Given that I am walking more now in an effort to build back strength before I get back into rowing again, it has been interesting to observe people. Clearly some people want to be left alone and will deliberately cross the street or pathway in an effort to avoid someone coming towards them. In one place I walk, I've noticed that almost always, only about fifty percent of people will acknowledge the presence of another person on the path. In neighborhoods, it is generally higher.
I've been wondering if our use of the internet has influenced how we interact in person. I know there are many internet communities -- but it isn't the same as interacting in person. It also is better I think than not interacting at all. But we need balance. I used to work on a college campus and the last few years I worked there it was interesting to watch how students would text and talk on their cellphones while walking to class, but would essentially ignore anyone meeting them on the walkways. In fact, the campus started a campaign to encourage everyone to greet one another.
I think we have to be careful not to lose our abilities to interact well and be able to read and interpret the gestures and facial expressions of other human beings.
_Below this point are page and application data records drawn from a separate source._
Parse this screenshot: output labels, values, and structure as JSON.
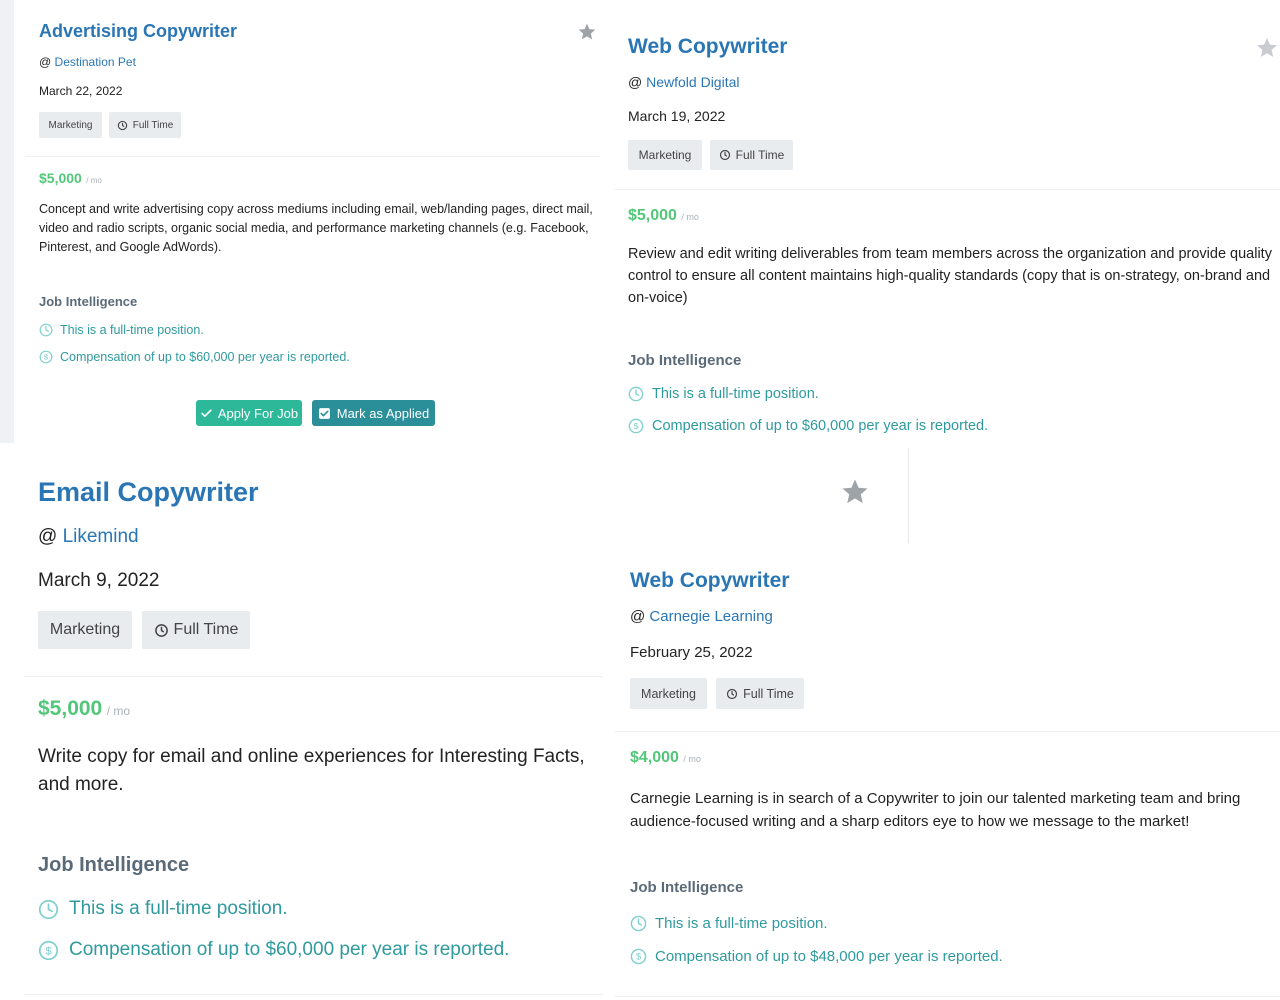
{
  "colors": {
    "title": "#2a76b5",
    "salary": "#52c77a",
    "intel": "#2f9a9d",
    "tag_bg": "#e8ecef",
    "apply_btn": "#2db89a",
    "mark_btn": "#2a8f98"
  },
  "cards": [
    {
      "title": "Advertising Copywriter",
      "at": "@",
      "company": "Destination Pet",
      "date": "March 22, 2022",
      "tags": [
        "Marketing",
        "Full Time"
      ],
      "salary": "$5,000",
      "salary_unit": "/ mo",
      "description": "Concept and write advertising copy across mediums including email, web/landing pages, direct mail, video and radio scripts, organic social media, and performance marketing channels (e.g. Facebook, Pinterest, and Google AdWords).",
      "intel_heading": "Job Intelligence",
      "intel": [
        "This is a full-time position.",
        "Compensation of up to $60,000 per year is reported."
      ],
      "buttons": [
        "Apply For Job",
        "Mark as Applied"
      ]
    },
    {
      "title": "Web Copywriter",
      "at": "@",
      "company": "Newfold Digital",
      "date": "March 19, 2022",
      "tags": [
        "Marketing",
        "Full Time"
      ],
      "salary": "$5,000",
      "salary_unit": "/ mo",
      "description": "Review and edit writing deliverables from team members across the organization and provide quality control to ensure all content maintains high-quality standards (copy that is on-strategy, on-brand and on-voice)",
      "intel_heading": "Job Intelligence",
      "intel": [
        "This is a full-time position.",
        "Compensation of up to $60,000 per year is reported."
      ]
    },
    {
      "title": "Email Copywriter",
      "at": "@",
      "company": "Likemind",
      "date": "March 9, 2022",
      "tags": [
        "Marketing",
        "Full Time"
      ],
      "salary": "$5,000",
      "salary_unit": "/ mo",
      "description": "Write copy for email and online experiences for Interesting Facts, and more.",
      "intel_heading": "Job Intelligence",
      "intel": [
        "This is a full-time position.",
        "Compensation of up to $60,000 per year is reported."
      ]
    },
    {
      "title": "Web Copywriter",
      "at": "@",
      "company": "Carnegie Learning",
      "date": "February 25, 2022",
      "tags": [
        "Marketing",
        "Full Time"
      ],
      "salary": "$4,000",
      "salary_unit": "/ mo",
      "description": "Carnegie Learning is in search of a Copywriter to join our talented marketing team and bring audience-focused writing and a sharp editors eye to how we message to the market!",
      "intel_heading": "Job Intelligence",
      "intel": [
        "This is a full-time position.",
        "Compensation of up to $48,000 per year is reported."
      ]
    }
  ]
}
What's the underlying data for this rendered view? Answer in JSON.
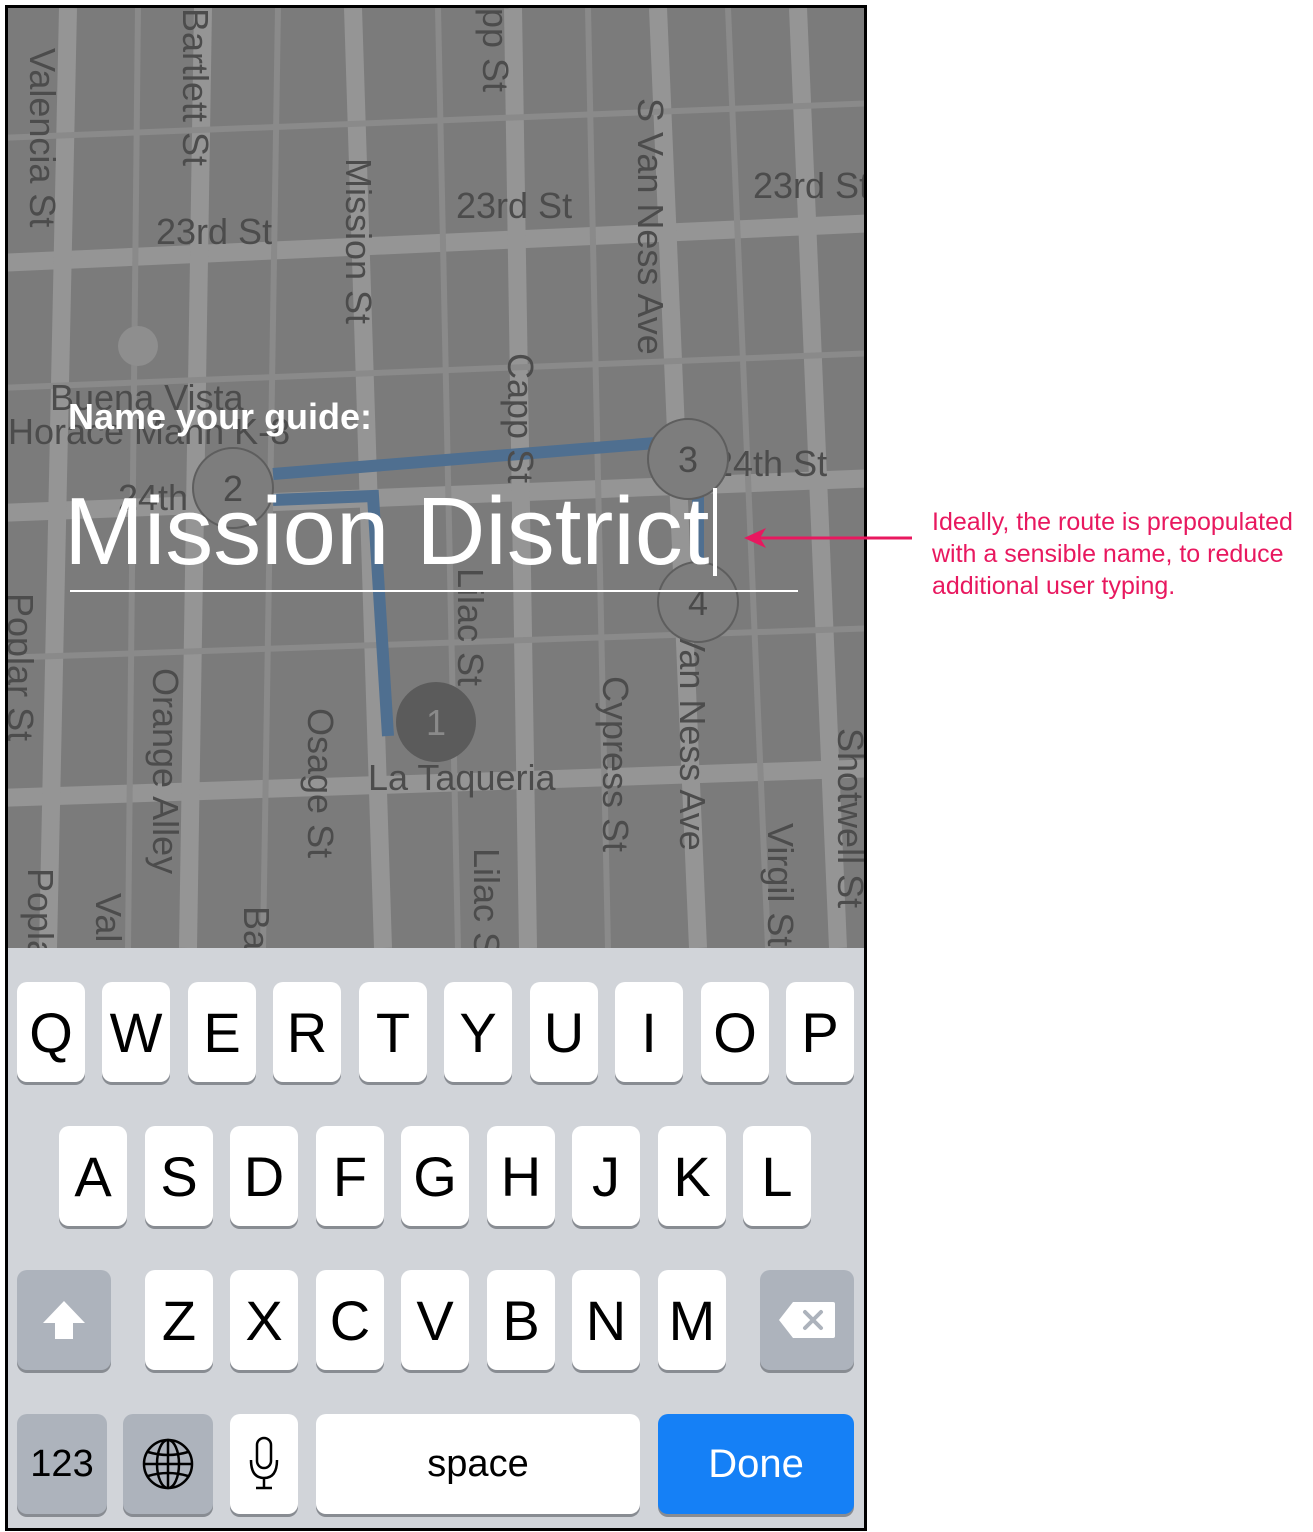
{
  "map": {
    "streets": [
      "Valencia St",
      "Bartlett St",
      "23rd St",
      "Mission St",
      "23rd St",
      "S Van Ness Ave",
      "23rd St",
      "Capp St",
      "Buena Vista",
      "Horace Mann K-8",
      "24th St",
      "24th St",
      "Lilac St",
      "Poplar St",
      "Orange Alley",
      "Osage St",
      "La Taqueria",
      "Cypress St",
      "Van Ness Ave",
      "Shotwell St",
      "Virgil St",
      "Lilac St",
      "Popla",
      "Val",
      "Ba",
      "pp St"
    ],
    "markers": [
      "1",
      "2",
      "3",
      "4"
    ],
    "route_color": "#4f6f90"
  },
  "overlay": {
    "label": "Name your guide:",
    "input_value": "Mission District"
  },
  "keyboard": {
    "row1": [
      "Q",
      "W",
      "E",
      "R",
      "T",
      "Y",
      "U",
      "I",
      "O",
      "P"
    ],
    "row2": [
      "A",
      "S",
      "D",
      "F",
      "G",
      "H",
      "J",
      "K",
      "L"
    ],
    "row3": [
      "Z",
      "X",
      "C",
      "V",
      "B",
      "N",
      "M"
    ],
    "numbers_label": "123",
    "space_label": "space",
    "done_label": "Done",
    "shift_icon": "shift-icon",
    "delete_icon": "delete-icon",
    "globe_icon": "globe-icon",
    "mic_icon": "mic-icon",
    "done_color": "#1580f6"
  },
  "annotation": {
    "text": "Ideally, the route is prepopulated with a sensible name, to reduce additional user typing.",
    "color": "#e8185f"
  }
}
Building community requires being able to congregate and enjoy one another in person, and to be able to effectively communicate face to face (and not just on Facetime). When the chips are down....a terrible storm, a sudden illness or when things are great......or anywhere in the middle - we do need one another. We function much better in community, at least most of the time. I wonder if maybe we need to pay more attention to how we do this.